- [Problem]: Counting only lines that contain the string "oSeqNoObj", how many are there in the data? Say the number alone.

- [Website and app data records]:
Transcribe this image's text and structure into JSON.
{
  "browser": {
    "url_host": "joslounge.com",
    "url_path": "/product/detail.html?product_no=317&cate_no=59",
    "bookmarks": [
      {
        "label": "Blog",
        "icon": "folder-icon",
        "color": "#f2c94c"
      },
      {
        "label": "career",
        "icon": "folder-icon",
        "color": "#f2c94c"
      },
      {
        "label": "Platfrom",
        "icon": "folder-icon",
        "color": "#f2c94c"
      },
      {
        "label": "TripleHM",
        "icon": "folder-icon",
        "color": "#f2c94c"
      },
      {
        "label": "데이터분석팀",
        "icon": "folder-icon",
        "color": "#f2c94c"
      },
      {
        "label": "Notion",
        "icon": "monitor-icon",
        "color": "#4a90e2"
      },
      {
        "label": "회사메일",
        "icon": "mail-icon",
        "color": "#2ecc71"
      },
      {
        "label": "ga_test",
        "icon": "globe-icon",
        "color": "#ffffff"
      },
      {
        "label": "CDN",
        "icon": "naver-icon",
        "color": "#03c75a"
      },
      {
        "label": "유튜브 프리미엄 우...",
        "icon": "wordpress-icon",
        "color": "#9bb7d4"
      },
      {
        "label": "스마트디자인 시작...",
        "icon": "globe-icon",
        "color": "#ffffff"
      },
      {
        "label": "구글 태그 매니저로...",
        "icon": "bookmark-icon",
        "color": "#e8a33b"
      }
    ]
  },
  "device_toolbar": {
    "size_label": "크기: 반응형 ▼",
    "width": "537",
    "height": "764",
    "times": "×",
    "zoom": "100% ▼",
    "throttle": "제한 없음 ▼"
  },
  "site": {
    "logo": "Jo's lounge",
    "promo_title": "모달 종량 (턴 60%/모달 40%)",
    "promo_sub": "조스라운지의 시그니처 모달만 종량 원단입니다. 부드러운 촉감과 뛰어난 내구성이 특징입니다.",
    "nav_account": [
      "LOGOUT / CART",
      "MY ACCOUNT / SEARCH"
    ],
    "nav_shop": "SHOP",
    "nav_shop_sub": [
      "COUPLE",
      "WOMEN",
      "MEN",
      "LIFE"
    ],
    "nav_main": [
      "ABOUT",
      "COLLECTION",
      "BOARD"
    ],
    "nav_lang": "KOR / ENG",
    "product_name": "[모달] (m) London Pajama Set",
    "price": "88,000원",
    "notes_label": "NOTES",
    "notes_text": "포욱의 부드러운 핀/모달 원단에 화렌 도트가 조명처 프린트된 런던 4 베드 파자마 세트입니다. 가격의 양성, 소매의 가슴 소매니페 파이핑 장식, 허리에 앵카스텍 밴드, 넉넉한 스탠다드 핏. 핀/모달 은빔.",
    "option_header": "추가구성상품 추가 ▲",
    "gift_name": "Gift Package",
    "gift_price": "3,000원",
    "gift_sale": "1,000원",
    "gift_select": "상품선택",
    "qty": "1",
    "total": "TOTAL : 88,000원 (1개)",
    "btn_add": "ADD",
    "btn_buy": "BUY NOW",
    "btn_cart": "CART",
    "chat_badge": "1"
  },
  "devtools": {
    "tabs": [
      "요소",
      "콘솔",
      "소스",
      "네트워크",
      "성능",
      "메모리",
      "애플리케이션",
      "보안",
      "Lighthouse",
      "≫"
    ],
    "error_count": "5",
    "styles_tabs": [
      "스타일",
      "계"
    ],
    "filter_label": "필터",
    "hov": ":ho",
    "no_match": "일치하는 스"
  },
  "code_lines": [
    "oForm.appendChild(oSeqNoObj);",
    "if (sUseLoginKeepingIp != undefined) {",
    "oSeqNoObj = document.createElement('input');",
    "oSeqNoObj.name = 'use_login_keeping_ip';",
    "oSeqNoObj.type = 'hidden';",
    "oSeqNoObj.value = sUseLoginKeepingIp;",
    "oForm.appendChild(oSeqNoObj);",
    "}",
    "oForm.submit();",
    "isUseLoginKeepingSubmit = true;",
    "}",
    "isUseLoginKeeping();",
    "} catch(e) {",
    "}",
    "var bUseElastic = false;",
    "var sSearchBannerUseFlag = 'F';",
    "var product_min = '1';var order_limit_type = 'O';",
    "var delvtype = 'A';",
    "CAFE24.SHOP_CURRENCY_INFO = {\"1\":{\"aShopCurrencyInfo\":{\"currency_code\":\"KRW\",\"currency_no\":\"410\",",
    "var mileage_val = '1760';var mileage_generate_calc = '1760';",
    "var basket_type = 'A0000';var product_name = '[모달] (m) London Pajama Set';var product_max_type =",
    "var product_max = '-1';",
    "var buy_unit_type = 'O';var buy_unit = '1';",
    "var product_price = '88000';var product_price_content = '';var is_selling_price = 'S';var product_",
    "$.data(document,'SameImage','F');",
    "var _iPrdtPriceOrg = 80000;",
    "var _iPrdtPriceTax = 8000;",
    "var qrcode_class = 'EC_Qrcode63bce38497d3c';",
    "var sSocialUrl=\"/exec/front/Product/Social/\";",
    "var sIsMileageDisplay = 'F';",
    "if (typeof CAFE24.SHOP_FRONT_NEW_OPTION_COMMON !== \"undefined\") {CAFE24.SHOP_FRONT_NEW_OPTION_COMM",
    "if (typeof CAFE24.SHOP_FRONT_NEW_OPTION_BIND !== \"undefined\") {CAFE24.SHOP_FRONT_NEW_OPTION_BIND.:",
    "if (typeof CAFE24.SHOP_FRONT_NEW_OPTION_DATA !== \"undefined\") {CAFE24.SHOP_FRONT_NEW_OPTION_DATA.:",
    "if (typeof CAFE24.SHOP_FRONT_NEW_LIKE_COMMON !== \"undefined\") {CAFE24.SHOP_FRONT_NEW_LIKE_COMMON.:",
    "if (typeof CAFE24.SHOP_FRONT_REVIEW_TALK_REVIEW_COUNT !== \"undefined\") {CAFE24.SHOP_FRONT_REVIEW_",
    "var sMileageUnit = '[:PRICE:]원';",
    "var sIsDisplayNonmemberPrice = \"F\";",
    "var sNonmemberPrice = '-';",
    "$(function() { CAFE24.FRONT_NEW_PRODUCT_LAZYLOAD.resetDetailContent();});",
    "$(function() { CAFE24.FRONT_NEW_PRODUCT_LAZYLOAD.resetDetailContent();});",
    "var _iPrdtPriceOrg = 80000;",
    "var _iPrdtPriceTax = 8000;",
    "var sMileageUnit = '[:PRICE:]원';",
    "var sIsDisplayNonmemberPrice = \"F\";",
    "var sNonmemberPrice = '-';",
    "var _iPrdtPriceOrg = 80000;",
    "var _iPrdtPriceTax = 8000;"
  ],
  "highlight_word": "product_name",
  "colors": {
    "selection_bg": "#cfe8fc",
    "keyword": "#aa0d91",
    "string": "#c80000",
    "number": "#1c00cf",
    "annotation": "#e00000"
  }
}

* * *

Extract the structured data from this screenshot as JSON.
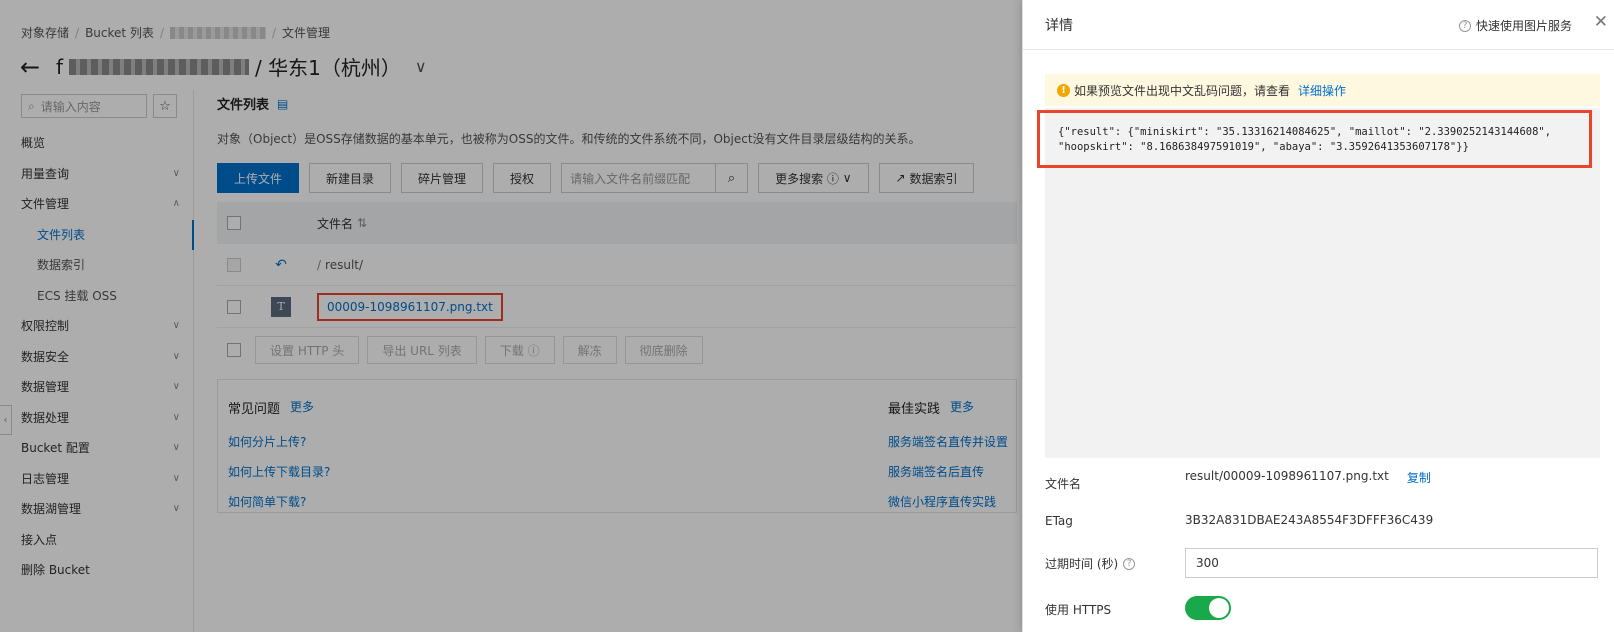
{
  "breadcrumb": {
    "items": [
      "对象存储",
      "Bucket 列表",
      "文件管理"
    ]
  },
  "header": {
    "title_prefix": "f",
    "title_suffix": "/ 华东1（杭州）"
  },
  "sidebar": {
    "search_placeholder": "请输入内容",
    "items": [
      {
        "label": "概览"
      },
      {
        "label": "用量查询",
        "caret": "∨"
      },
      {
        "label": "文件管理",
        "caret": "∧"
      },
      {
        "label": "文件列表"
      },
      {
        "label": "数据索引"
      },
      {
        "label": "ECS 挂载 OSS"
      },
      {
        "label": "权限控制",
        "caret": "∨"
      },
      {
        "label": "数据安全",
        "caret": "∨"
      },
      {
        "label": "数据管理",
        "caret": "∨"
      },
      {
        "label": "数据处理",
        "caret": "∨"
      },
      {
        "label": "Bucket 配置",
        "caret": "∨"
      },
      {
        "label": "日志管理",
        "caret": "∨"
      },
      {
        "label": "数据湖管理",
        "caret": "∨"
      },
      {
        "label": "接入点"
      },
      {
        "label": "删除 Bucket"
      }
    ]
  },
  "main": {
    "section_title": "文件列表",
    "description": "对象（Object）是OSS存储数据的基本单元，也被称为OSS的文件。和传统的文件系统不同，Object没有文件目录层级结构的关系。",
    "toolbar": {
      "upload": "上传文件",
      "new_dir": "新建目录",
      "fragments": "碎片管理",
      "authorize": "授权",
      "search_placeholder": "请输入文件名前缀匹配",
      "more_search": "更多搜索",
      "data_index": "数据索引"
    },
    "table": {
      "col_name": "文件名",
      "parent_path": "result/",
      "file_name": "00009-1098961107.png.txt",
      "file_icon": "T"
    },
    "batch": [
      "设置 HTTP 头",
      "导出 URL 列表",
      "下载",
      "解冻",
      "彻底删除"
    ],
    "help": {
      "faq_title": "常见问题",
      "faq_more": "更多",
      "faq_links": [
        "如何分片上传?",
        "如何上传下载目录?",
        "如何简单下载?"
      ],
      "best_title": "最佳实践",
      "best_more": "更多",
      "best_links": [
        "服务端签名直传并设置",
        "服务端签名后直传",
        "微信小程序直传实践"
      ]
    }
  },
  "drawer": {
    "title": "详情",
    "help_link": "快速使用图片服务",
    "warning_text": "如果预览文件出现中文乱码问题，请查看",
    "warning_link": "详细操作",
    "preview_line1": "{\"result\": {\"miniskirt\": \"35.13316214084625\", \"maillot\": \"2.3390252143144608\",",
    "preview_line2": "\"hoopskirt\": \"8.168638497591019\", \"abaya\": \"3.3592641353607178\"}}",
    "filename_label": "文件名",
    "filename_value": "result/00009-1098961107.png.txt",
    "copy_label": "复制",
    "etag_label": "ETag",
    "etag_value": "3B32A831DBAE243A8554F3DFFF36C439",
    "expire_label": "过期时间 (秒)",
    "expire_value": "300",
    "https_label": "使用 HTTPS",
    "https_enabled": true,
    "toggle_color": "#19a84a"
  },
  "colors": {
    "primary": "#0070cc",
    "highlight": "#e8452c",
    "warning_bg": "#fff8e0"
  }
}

- [Answer]: 6